As defined in the Disability Inclusion Act 2018 (SA) to include a government department, an agency or instrumentality of the Crown, a local council constituted under the Local Government Act 1999 (SA) or any other person or body declared by regulations to be included.
Disability is defined in Part 1 – Preliminary, Section 3 of the Disability Inclusion Act 2018 as: Disability, in relation to a person, includes long-term physical, psycho-social, intellectual, cognitive, neurological or sensory impairment, or a combination of any of these impairments, which in interaction with various barriers may hinder the person's full and effective participation in society on an equal basis with others
Accessibility is about ensuring that people with disability have equal access to programs, employment, training, goods and services, premises, communication, information and technology.
Inclusion is about embracing and harnessing our diverse resources. It is about removing attitudinal, behavioural and physical barriers so that everyone feels valued and respected, has equal access to opportunities, and is empowered to participate and contribute their skills and perspectives to their workplace and society.
Unconscious bias refers to a bias that we are unaware of, happens automatically and which happens outside of our control. It is our brain’s way of making quick judgments and assessments of people and situations, using our background, cultural environment and personal experiences over our lifespan. Unconscious bias is reflected in the prejudices and stereotypes that are deeply seated within us as a result of our socialisation.
People and Performance
People and Performance is a business unit of DTF. The People and Performance business unit comprises the following teams: Communications and Digital Engagement Team; Business Performance and Reporting; Human Resources; Organisational Development; and Work Health and Safety.
Equity, Diversity and Inclusion Committee
The Equity, Diversity and Inclusion Committee advocates the importance of equity, diversity and inclusion with respect to all staff across DTF regardless of gender, race, age, religious beliefs or personal commitments. The Committee maintains a focus on the strategies, policies and plans that raise awareness and create cultural change in relation to:
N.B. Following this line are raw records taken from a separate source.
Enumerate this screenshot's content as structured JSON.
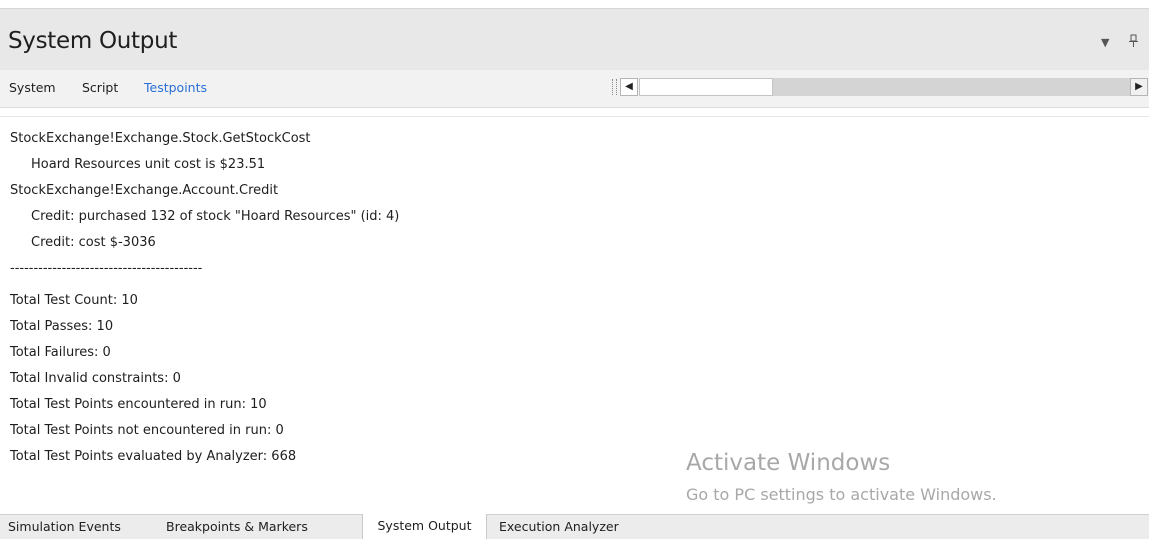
{
  "panel": {
    "title": "System Output",
    "dropdown_icon": "chevron-down-icon",
    "pin_icon": "pin-icon"
  },
  "tabs": [
    {
      "label": "System",
      "active": false
    },
    {
      "label": "Script",
      "active": false
    },
    {
      "label": "Testpoints",
      "active": true
    }
  ],
  "scrollbar": {
    "left_arrow": "◀",
    "right_arrow": "▶"
  },
  "output": {
    "lines": [
      {
        "text": "StockExchange!Exchange.Stock.GetStockCost",
        "indent": false
      },
      {
        "text": "Hoard Resources unit cost is $23.51",
        "indent": true
      },
      {
        "text": "StockExchange!Exchange.Account.Credit",
        "indent": false
      },
      {
        "text": "Credit: purchased 132 of stock \"Hoard Resources\" (id: 4)",
        "indent": true
      },
      {
        "text": "Credit: cost $-3036",
        "indent": true
      },
      {
        "text": "-----------------------------------------",
        "indent": false
      },
      {
        "text": "Total Test Count: 10",
        "indent": false
      },
      {
        "text": "Total Passes: 10",
        "indent": false
      },
      {
        "text": "Total Failures: 0",
        "indent": false
      },
      {
        "text": "Total Invalid constraints: 0",
        "indent": false
      },
      {
        "text": "Total Test Points encountered in run: 10",
        "indent": false
      },
      {
        "text": "Total Test Points not encountered in run: 0",
        "indent": false
      },
      {
        "text": "Total Test Points evaluated by Analyzer: 668",
        "indent": false
      }
    ]
  },
  "watermark": {
    "title": "Activate Windows",
    "subtitle": "Go to PC settings to activate Windows."
  },
  "bottom_tabs": [
    {
      "label": "Simulation Events",
      "active": false
    },
    {
      "label": "Breakpoints & Markers",
      "active": false
    },
    {
      "label": "System Output",
      "active": true
    },
    {
      "label": "Execution Analyzer",
      "active": false
    }
  ],
  "colors": {
    "active_tab": "#2a6fd6",
    "title_bar": "#e8e8e8",
    "watermark": "#a8a8a8"
  }
}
- prevention of violence against women
- gender equality in leadership
- Increasing diversity and inclusion in DTF to provide equal opportunity to all employees regardless of their differences
- advancing the reconciliation movement
- access and inclusion for people living with disability
- wellbeing for DTF staff.
Supported decision-making is the best practice approach to enhance the ability of people with disability to make their own decisions. When someone makes a decision on behalf of another person without their consent, a fundamental right is being denied. This applies to every person, including people with disability. While the right to make our own decisions has always been there, it is a right that not everyone with a disability has enjoyed. For people who have difficulty making a particular decision, supported decision-making is an approach that demonstrates respect for people’s rights to make decisions about their own lives.
Some people who live with disability can face barriers at work because of how their work situation is organised. In many cases, these barriers can be removed by changing some feature of the workplace environment. Making these changes is commonly referred to as ‘reasonable adjustment’. Employers have a responsibility to make reasonable adjustments to the workplace so that an employee with disability can do their job effectively. Failure to do so may amount to discrimination.
United Nations Convention on the Rights of Persons with Disabilities: a human rights treaty that aims to change attitudes and approaches to people with disability. It reaffirms that all people with disability must enjoy human rights and fundamental freedoms.
Universal Design involves creating facilities, built environments, products and services that can be used by people of all abilities, to the greatest extent possible, without adaptations.